Efficacy and tolerance of rifampicin-linezolid compared with rifampicin-cotrimoxazole combinations in prolonged oral therapy for bone and joint infections.
Clin Microbiol Infect. 2009 May 4;
Authors: Nguyen S, Pasquet A, Legout L, Beltrand E, Dubreuil L, Migaud H, Yazdanpanah Y, Senneville E

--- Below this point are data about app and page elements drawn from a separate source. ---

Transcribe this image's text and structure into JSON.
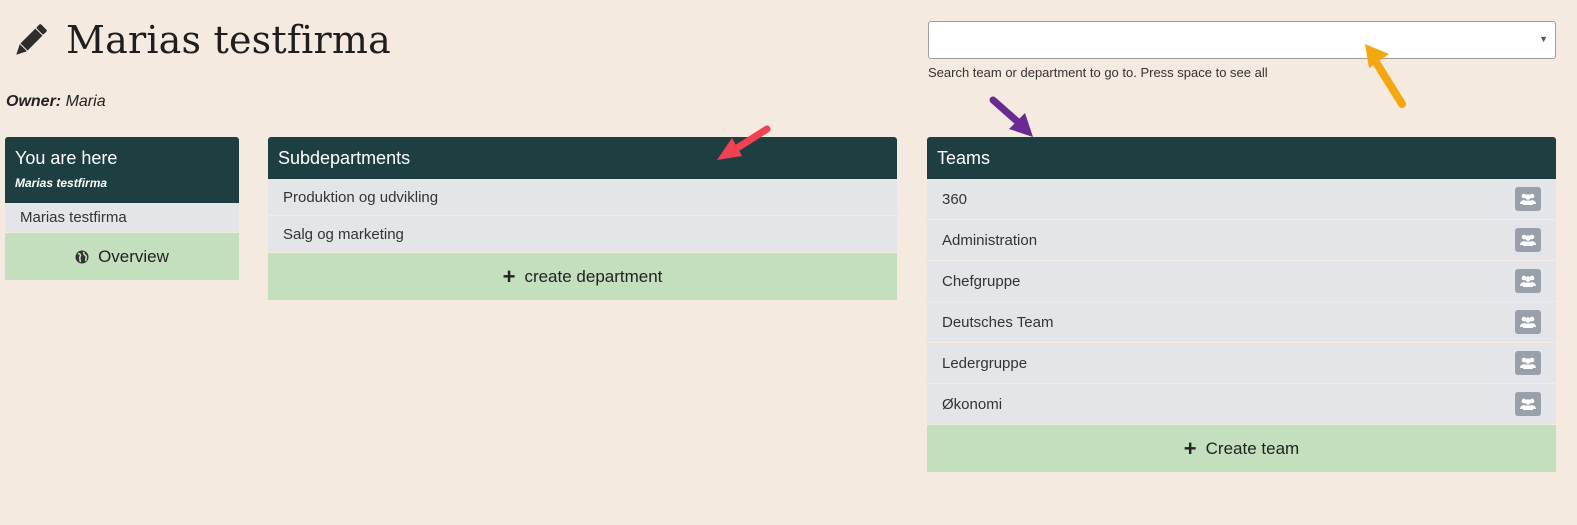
{
  "page": {
    "title": "Marias testfirma",
    "owner_label": "Owner:",
    "owner_name": "Maria",
    "colors": {
      "background": "#f4eadf",
      "header_bg": "#1e3f42",
      "action_bg": "#c3dfbe",
      "row_bg": "#e4e5e8"
    }
  },
  "search": {
    "value": "",
    "hint": "Search team or department to go to. Press space to see all"
  },
  "location_panel": {
    "title": "You are here",
    "subtitle": "Marias testfirma",
    "items": [
      {
        "label": "Marias testfirma"
      }
    ],
    "overview_label": "Overview"
  },
  "subdepartments_panel": {
    "title": "Subdepartments",
    "items": [
      {
        "label": "Produktion og udvikling"
      },
      {
        "label": "Salg og marketing"
      }
    ],
    "create_label": "create department"
  },
  "teams_panel": {
    "title": "Teams",
    "items": [
      {
        "label": "360"
      },
      {
        "label": "Administration"
      },
      {
        "label": "Chefgruppe"
      },
      {
        "label": "Deutsches Team"
      },
      {
        "label": "Ledergruppe"
      },
      {
        "label": "Økonomi"
      }
    ],
    "create_label": "Create team"
  },
  "annotations": {
    "arrow_colors": [
      "#f5a70f",
      "#f24150",
      "#6b2a91"
    ]
  }
}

Clin Microbiol InfectAbstract Both linezolid and cotrimoxazole are antibiotics that are well suited for oral therapy of bone and joint infections (BJI) caused by otherwise resistant Gram-positive cocci (GPC) (resistance to fluoroquinolones, maccolides, betalactamines). However, in this context, no data are currently available regarding the safety and tolerance of these antibiotics in combination with rifampicin. The objective of this study was to compare the efficacy and safety of a combination of rifampicin and linezolid (RLC) with those of a combination of rifampicin and cotrimoxazole (RCC) in the treatment of BJI. Between February 2002 and December 2006, 56 adult patients (RLC, n = 28; RCC, n = 28), including 36 with infected orthopaedic devices (RLC, n = 18; RCC, n = 18) and 20 with chronic osteomyelitis (RLC, n = 10; RCC, n = 10), were found to be eligible for inclusion in this study. Patients who discontinued antibiotic therapy within 4 weeks of commencing treatment were considered to represent cases of treatment failure and were excluded. Rates of occurrence of adverse effects were similar in the two groups, at 42.9% in the RLC group and 46.4% in the RCC group (p = 1.00), and led to treatment discontinuation in four (14.3%) RLC and six (21.4%) RCC patients. Cure rates were found to be similar in the two groups (RLC, 89.3%, RCC, 78.6%; p = 0.47). Prolonged oral RLC and RCC therapy were found to be equally effective in treating patients with BJI caused by resistant GPC, including patients with infected orthopaedic devices. However, the lower cost of cotrimoxazole compared with linezolid renders RCC an attractive treatment alternative to RLC. Further larger clinical studies are warranted to confirm these preliminary results.
PMID: 19438638 [PubMed - as supplied by publisher]